A simple vaccine is available to protect patients from the devastating meningococcal disease, an aggressive bacterial infection. The majority of cases occur in individuals younger than 25 years although it can occur at any age, and the case fatality rate is an astonishing 10-15%. Of those patients who survive the disease, long-term consequences such as amputations occur in 11-19% of survivors including 28 year old Jamie Schanbaum of Austin.
Texas Senate Bill 819, also known as the Jamie Schanbaum Act, now requires meningococcal ACWY vaccination of college students. The act was passed in part due to a public awareness campaign backed by the JAMIE Group (Joint Advocacy for Meningococcal Information and Education) after Jamie survived rapidly developing meningococcal disease while she was a 20 year old student at U.T. Austin. Jamie’s illness was life-changing, resulting in amputations and months-long recovery. She now travels the country as an advocate, sharing her personal story with the hope of motivating others to talk with their healthcare professionals about vaccination. She is also a paralympian cyclist and won a gold medal in the 2011 US Paralympic cycling games.
Meningococcal disease is spread through exchange of respiratory and throat secretions in a person infected with Neisseria meningitides, and the resulting infection by be meningitis, bacteremia, or bacteremic pneumonia. Approximately 800-1200 cases occur annually in the U.S., but the incidence may decline with the continued use of preventive immunization.

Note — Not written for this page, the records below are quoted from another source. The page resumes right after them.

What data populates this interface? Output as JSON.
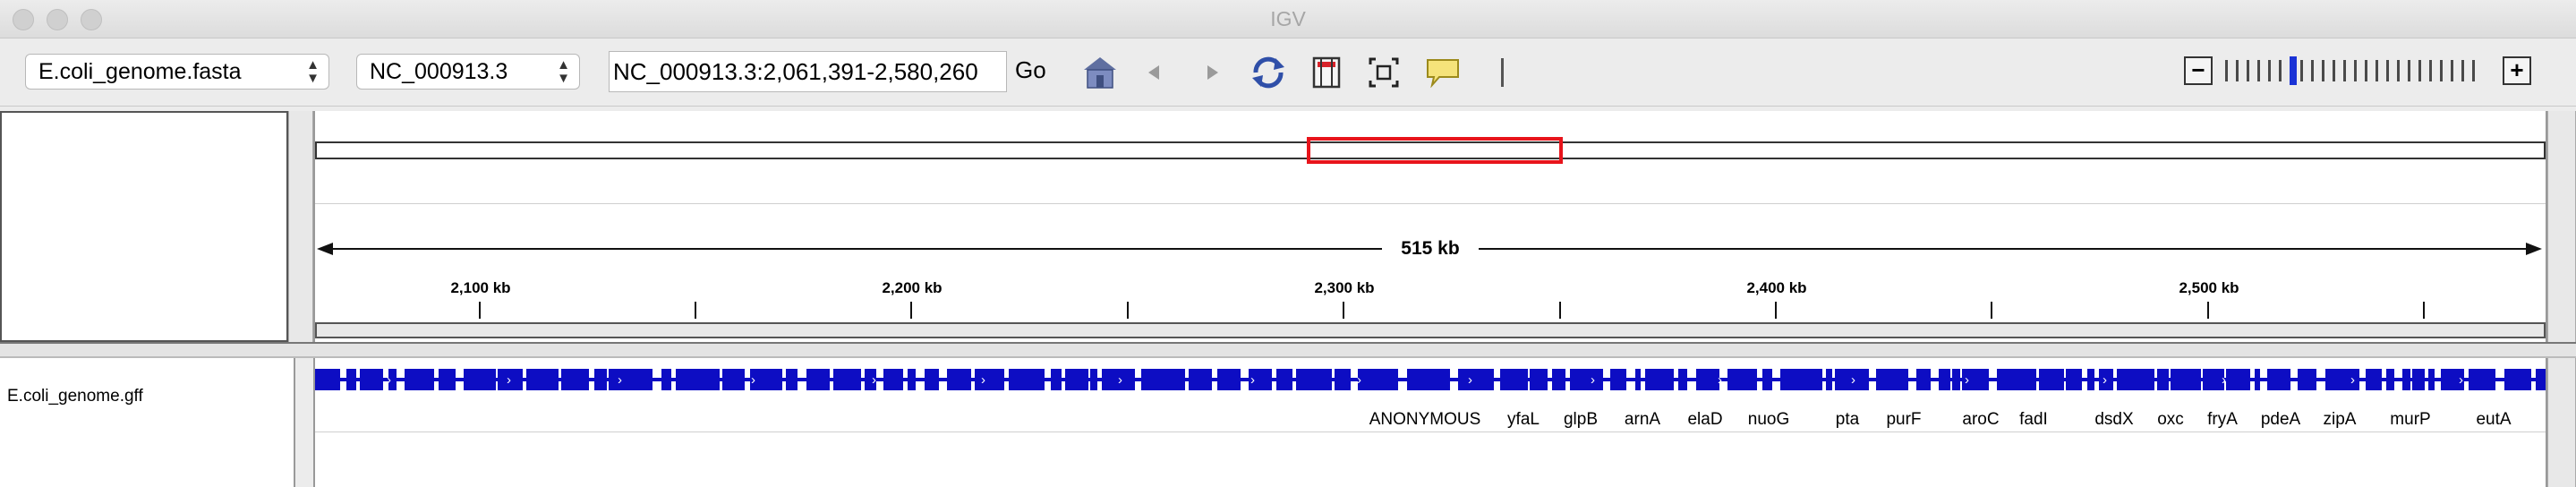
{
  "window": {
    "title": "IGV"
  },
  "toolbar": {
    "genome_select": "E.coli_genome.fasta",
    "chromosome_select": "NC_000913.3",
    "locus": "NC_000913.3:2,061,391-2,580,260",
    "go_label": "Go"
  },
  "ruler": {
    "span_label": "515 kb",
    "tick_labels": [
      "2,100 kb",
      "2,200 kb",
      "2,300 kb",
      "2,400 kb",
      "2,500 kb"
    ]
  },
  "tracks": {
    "gff_name": "E.coli_genome.gff",
    "feature_color": "#0d0dc3",
    "gene_labels": [
      "ANONYMOUS",
      "yfaL",
      "glpB",
      "arnA",
      "elaD",
      "nuoG",
      "pta",
      "purF",
      "aroC",
      "fadI",
      "dsdX",
      "oxc",
      "fryA",
      "pdeA",
      "zipA",
      "murP",
      "eutA"
    ]
  },
  "colors": {
    "region_box": "#e8141b",
    "accent": "#1a33d6"
  },
  "icons": [
    "home-icon",
    "back-icon",
    "forward-icon",
    "refresh-icon",
    "region-of-interest-icon",
    "fit-to-window-icon",
    "popup-info-icon"
  ]
}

Current recommendations by the Advisory Committee on Immunization Practices (ACIP) are to routinely immunize adolescents aged 11-18 years, with the first dose recommended at 11-12 years, and a booster dose given at age 16. Certain high risk individuals should also be immunized, including those travelling abroad to endemic areas, and those with a variety of medical conditions including asplenia, cochlear implants, HIV, organ transplants, and certain cancer patients. Texas Minimum Vaccine Requirements for school children now require one dose of meningococcal vaccine for children aged 11-12 entering the 7th grade.

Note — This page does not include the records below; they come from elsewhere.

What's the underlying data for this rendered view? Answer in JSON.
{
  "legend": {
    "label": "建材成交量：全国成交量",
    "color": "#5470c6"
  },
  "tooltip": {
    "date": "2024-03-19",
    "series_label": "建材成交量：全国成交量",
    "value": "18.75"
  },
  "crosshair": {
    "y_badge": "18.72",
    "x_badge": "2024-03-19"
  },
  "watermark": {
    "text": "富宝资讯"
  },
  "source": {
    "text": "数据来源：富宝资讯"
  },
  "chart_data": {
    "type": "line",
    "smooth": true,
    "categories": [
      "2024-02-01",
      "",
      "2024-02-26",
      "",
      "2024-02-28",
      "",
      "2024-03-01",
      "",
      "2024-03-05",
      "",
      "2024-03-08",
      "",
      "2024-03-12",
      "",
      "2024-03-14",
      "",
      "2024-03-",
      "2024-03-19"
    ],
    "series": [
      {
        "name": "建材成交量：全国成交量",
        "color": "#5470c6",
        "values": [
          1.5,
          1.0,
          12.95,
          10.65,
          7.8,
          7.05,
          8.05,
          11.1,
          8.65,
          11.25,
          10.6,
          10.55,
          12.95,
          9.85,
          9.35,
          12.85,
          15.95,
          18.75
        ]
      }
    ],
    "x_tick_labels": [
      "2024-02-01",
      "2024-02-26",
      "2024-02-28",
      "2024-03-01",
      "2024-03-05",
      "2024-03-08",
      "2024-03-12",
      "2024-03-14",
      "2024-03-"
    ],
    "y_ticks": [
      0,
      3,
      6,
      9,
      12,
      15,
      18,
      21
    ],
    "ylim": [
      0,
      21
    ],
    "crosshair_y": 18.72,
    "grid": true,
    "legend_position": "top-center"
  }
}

Join Jamie Schanbaum and others in talking to your pharmacist or your physician about meningococcal immunization. It could save your life or that of your children or friends.
Angela Solis, Lead Pharmacist